Youtube has a lot of critics, but I for one continue to give thanks for its role in connecting exciting new artists direct to the public. Only a few months back, it turned up Lana Del Rey for us, and now it’s alerted the world to this cracking music from Gotye. That the final version of ‘Somebody That I Used To Know’ apparently took him six months to complete isn’t hard to believe, because it’s a treasure trove of sonic details that amply rewards repeated listening.
The press have already made much of the nursery-rhyme xylophone, a brilliant demonstration of the hookiness of wilful absurdity, but what may have slipped some people’s notice is that the line starts on ‘C’ — neither the song’s root-note of ‘D’, nor the ‘F’ that would have allowed its ‘Baa Baa Black Sheep’ melody to be quoted unchanged within the prevailing Aeolian mode. As it is, the sixth note of the line has been flattened to fit. So it’s not just the childlike cultural connotations of this musical snippet that jar the listener here, because the implied root-note disagreement and the distortion of such a deeply ingrained melodic contour are also both relevant factors, in my view.
And there are so many other treats besides. I love the pulsing stereo vinyl noise inherent in the opening sample loop, and the way the ‘kicking a skip’ rhythmic layer that arrives on the left side at 0:05 combines with it to give a kind of ‘found sound’ aura to the whole proceedings. The right-panned snare loop at 0:45-1:30 and 2:48-3:01 complements the latter really nicely too, and its greater prominence in the balance prior to the second chorus provides apt support for guest-vocalist Kimbra’s angry upswell. Another couple of gems occur during her verse section: the single autoharp notes at 2:33 and 2:44, and the fabulously breathy flutes — a fulfilment of the ghostly premonition that lurked in the shadows of the preceding chorus.
Of course, none of these arrangement frills would be worth a brass farthing if the vocals at the song’s heart were weak, and it’s a testament to Gotye’s songwriting, performance and production talents that they keep a firm grip on the attention despite a wealth of potential background distractions. On a performance level, it’s fantastic the way his supremely restrained ‘gritted-teeth’ delivery of lines like “when you said you felt so happy you could die” and “glad it was over” packs its punch through understatement, something that’s always extremely tricky to pull off on record without just sounding bored! And the pay-off is that his strained high-register outpouring of bottled-up resentment then makes a lot more emotional impact when the chorus arrives. Of course, Kimbra’s verse is also a star turn, perfectly pacing the build-up from soft needling into outright hostility to catapult us into the final chorus and outro.
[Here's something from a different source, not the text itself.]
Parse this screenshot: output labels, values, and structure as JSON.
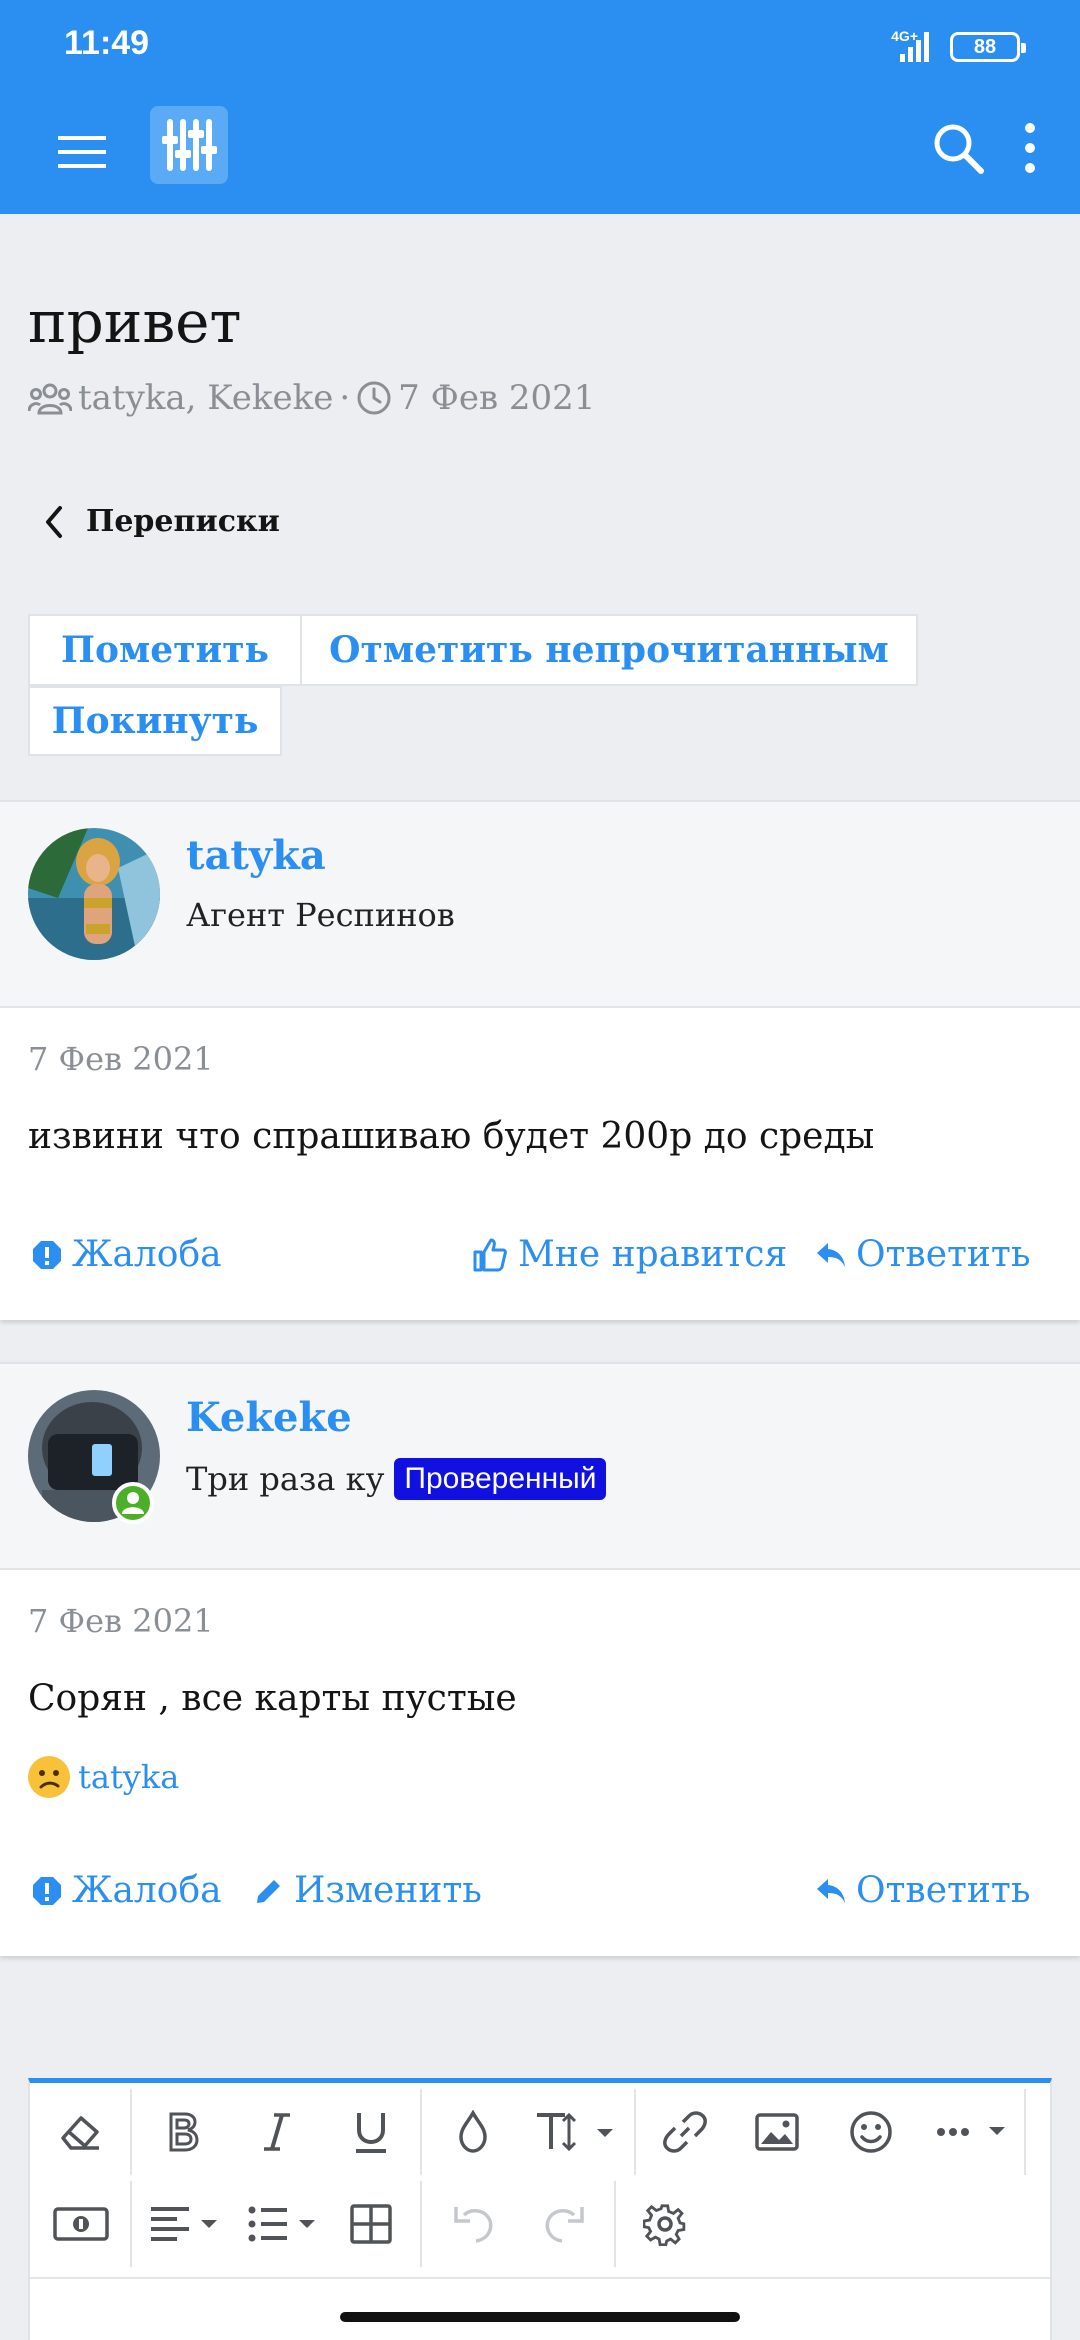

Picking apart the layers of the subsequent vocal arrangement, it’s the sense of light and shade that impresses me most. Consider the way the strident and accented ‘Oh’ backing vocals (3:11-3:13) play call and response with the softer swell of the ‘Er/Ah’ chords (3:14-3:17), for instance, or the contrast between the outro’s high “somebody” refrain at 3:32 and the lower-register “I used to know” which follows at 3:34. However, a few minutes spent transcribing the parts left me pondering a few questions. Firstly, was the omission of the inner BV line at 3:22 (relative to the version at 3:07) intentional? In principle, I can understand that maybe hollowing out the texture helps draw attention to the expressiveness of the lead line’s switch to falsetto there, but on a purely musical level it feels like the jigsaw’s missing a tiny piece there.
I’m also tantalised by the thought that it might be Kimbra singing the new top line when those “I used to know” BVs switch to their higher inversion at 3:49, or indeed doubling the final “somebody” at 3:58. It’s tricky to be sure by ear, but I’d like to think it is her voice there — a stubborn trace of Gotye’s old flame refusing to fade from memory.
This is the first chart track in a while that I’ve really wanted to turn up, so kudos to the Gotye team for striking a blow against the loudness-at-all-costs camp – especially as their dynamics appear to pay off even when compressed for broadcast. I was also delighted to hear obvious wide vibrato on some of the guitars here, as vibrato is so often a victim of the pitch-ambiguity-averse culture that seems to pervade the charts these days.
Another little thing I think’s very effective with this song is the way the verses are based on the D-C bass-note oscillation, but then the choruses break out and extend that to D-C-Bb-C – for me at least, this small additional freedom in the bass feels like it supports the move to the chorus’s less restrained vocal delivery in a subtle psychological way.
Finally, I mentioned that I’d transcribed the vocal arrangement of this song for the purposes of the critique. In case anyone wants to look at that transcription, here are some of my manuscript scrawls!